(Recorded data)
★ ★ ★ ★

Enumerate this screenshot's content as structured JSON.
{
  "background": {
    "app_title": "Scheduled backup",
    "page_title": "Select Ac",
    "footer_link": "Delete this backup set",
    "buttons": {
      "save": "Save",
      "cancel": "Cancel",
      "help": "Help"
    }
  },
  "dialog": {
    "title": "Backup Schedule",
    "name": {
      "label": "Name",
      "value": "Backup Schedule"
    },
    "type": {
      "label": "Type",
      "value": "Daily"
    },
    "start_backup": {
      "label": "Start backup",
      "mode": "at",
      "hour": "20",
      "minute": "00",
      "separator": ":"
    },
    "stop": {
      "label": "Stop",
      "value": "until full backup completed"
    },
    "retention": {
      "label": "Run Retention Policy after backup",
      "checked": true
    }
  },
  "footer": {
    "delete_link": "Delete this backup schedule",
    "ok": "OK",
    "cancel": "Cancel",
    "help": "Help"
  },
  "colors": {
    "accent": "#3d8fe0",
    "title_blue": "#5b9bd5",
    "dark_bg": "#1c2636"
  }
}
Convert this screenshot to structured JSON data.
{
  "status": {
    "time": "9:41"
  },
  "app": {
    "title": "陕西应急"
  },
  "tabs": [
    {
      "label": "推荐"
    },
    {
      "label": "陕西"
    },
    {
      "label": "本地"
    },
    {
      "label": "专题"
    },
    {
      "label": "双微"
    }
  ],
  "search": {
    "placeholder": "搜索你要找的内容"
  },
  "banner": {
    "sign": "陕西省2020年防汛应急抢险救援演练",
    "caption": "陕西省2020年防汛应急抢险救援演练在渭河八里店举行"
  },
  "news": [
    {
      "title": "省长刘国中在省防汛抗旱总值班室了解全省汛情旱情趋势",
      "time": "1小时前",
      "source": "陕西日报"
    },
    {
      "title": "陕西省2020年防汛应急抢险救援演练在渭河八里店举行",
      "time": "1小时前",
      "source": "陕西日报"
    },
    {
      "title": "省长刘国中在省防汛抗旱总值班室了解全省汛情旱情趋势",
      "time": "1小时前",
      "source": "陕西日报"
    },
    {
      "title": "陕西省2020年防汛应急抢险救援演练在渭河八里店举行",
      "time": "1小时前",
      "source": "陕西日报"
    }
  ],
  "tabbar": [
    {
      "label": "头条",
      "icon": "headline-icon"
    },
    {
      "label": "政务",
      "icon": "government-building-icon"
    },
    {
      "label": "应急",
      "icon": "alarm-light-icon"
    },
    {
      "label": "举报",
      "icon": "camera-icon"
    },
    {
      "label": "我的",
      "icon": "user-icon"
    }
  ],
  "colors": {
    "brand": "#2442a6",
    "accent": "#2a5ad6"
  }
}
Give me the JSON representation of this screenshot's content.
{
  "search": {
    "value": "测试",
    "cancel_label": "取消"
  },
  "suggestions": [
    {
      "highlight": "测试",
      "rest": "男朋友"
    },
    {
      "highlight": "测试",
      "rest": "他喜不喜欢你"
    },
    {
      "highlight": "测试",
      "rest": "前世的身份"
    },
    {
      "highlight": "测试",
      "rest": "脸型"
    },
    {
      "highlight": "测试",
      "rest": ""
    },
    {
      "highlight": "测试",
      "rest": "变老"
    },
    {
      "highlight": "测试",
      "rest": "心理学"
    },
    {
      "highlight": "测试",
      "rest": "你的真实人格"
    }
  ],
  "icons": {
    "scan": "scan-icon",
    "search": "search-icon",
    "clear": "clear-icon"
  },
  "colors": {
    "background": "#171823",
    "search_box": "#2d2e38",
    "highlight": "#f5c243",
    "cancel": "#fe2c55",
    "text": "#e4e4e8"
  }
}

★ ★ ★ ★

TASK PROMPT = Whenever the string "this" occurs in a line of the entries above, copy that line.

EXPECTED OUTPUT =
Enumerate this screenshot's content as structured JSON.
    "footer_link": "Delete this backup set",
    "delete_link": "Delete this backup schedule",
Convert this screenshot to structured JSON data.
Give me the JSON representation of this screenshot's content.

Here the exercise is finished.